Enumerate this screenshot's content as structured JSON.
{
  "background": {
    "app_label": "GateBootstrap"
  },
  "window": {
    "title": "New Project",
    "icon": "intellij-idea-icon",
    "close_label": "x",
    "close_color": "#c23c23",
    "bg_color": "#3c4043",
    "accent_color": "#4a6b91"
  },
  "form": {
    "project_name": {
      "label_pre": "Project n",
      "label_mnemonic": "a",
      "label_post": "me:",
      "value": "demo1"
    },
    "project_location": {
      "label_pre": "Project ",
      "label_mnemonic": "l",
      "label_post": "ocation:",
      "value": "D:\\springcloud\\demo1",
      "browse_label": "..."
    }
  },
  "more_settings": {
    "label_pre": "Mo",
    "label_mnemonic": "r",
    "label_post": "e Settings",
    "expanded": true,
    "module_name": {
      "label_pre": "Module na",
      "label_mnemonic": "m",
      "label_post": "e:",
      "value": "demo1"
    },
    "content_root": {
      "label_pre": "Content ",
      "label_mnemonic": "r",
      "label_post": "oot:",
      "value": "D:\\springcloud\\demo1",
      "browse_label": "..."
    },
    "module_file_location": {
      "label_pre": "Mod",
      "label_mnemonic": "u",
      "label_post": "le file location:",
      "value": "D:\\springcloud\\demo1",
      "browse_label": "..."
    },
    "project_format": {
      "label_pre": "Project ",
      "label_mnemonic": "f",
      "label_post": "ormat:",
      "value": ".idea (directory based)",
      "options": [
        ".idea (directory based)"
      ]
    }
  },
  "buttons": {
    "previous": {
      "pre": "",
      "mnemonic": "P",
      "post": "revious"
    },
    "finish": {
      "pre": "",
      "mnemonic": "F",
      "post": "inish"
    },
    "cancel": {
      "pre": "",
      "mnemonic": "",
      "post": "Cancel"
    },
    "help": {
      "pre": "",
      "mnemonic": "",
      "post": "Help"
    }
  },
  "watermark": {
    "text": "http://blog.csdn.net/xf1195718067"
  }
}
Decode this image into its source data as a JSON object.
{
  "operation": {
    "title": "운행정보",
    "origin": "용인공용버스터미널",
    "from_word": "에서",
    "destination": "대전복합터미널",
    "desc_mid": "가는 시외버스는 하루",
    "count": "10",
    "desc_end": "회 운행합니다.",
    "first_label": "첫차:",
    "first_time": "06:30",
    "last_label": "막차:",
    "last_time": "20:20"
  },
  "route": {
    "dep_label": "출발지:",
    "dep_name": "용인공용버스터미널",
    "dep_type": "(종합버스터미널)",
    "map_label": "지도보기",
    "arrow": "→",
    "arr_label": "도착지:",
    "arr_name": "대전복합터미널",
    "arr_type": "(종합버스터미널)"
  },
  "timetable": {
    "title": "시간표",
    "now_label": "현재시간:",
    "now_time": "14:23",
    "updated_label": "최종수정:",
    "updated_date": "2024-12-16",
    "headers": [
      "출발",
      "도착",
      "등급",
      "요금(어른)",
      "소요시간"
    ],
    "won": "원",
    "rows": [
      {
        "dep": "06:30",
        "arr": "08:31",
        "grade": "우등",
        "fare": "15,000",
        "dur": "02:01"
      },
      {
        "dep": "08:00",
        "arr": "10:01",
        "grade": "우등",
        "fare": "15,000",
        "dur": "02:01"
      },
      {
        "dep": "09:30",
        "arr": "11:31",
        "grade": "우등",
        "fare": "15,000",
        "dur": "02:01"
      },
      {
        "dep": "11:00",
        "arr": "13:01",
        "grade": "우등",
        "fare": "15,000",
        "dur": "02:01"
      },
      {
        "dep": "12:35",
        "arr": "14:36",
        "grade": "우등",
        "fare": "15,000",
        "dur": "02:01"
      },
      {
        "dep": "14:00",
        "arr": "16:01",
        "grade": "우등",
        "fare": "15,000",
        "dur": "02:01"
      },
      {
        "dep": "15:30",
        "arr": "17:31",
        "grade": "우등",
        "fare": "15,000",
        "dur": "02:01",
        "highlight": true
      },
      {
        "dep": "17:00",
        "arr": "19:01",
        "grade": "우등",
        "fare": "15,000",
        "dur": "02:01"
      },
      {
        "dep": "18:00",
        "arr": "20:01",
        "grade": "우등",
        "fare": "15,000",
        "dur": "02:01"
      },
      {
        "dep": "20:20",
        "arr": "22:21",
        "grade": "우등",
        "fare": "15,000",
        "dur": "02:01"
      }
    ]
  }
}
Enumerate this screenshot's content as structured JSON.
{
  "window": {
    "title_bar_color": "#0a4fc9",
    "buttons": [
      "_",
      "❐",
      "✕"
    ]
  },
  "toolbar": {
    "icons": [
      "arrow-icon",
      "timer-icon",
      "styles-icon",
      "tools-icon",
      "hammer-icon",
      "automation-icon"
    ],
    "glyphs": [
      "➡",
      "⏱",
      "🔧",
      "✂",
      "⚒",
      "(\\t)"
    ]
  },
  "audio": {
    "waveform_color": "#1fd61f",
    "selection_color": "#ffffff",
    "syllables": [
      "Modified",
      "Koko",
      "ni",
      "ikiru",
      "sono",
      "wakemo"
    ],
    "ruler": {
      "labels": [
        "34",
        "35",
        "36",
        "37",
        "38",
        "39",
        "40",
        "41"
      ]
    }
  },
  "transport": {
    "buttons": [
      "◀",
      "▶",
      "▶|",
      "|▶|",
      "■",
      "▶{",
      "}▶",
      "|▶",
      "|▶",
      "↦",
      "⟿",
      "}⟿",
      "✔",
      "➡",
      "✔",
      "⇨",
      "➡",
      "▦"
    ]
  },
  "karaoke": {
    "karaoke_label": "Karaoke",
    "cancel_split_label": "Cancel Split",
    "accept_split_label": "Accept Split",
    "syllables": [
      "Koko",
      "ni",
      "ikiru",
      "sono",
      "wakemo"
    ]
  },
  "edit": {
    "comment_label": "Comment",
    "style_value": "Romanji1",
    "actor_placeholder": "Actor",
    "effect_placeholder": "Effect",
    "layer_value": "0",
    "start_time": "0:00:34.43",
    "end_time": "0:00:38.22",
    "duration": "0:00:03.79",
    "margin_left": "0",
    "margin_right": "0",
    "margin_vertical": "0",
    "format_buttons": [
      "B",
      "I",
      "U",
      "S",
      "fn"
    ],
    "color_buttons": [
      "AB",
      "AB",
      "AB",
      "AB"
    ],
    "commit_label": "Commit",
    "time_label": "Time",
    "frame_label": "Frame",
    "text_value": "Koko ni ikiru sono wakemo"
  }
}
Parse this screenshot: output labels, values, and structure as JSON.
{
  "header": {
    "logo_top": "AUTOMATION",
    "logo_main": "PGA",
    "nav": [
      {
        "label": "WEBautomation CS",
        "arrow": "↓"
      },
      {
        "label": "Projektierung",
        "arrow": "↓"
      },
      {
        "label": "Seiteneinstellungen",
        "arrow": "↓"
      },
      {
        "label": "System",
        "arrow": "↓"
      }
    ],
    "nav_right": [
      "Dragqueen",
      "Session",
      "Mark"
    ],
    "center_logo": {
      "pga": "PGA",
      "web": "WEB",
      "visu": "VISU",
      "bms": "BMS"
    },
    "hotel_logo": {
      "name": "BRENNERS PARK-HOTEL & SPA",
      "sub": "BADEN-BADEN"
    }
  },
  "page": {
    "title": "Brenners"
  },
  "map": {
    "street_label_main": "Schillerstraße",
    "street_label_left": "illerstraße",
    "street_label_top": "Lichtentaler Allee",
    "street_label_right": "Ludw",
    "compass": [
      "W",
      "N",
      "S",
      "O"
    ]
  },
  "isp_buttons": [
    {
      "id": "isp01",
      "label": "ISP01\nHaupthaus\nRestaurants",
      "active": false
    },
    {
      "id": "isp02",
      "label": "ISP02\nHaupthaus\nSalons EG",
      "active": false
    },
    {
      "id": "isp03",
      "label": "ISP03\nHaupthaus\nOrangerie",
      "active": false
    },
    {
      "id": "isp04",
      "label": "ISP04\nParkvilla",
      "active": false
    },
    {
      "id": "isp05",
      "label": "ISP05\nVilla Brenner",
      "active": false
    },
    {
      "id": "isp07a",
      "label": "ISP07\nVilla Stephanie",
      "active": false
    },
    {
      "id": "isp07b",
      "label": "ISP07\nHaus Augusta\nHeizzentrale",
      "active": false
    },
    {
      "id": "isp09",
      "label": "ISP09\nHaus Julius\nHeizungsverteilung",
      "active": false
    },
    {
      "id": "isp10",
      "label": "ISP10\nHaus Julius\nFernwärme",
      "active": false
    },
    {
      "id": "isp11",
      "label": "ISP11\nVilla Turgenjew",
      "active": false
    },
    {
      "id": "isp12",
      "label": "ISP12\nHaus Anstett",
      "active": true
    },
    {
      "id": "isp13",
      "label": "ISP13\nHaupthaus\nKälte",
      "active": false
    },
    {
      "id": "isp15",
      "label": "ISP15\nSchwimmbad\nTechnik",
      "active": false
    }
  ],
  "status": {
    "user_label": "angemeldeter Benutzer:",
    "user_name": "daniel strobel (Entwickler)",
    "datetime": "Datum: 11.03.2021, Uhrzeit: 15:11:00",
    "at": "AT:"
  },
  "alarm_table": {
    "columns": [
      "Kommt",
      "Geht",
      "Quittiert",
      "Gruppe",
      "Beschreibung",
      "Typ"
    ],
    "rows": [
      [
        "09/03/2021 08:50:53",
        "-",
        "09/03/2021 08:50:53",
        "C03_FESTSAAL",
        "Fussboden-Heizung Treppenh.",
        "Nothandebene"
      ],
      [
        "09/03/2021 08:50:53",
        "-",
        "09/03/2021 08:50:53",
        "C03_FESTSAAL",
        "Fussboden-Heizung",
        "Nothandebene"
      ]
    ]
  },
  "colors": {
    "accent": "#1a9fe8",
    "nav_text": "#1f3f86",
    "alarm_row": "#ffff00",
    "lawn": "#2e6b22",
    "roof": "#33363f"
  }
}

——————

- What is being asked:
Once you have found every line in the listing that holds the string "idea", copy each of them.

- Exercise answer:
    "icon": "intellij-idea-icon",
      "value": ".idea (directory based)",
        ".idea (directory based)"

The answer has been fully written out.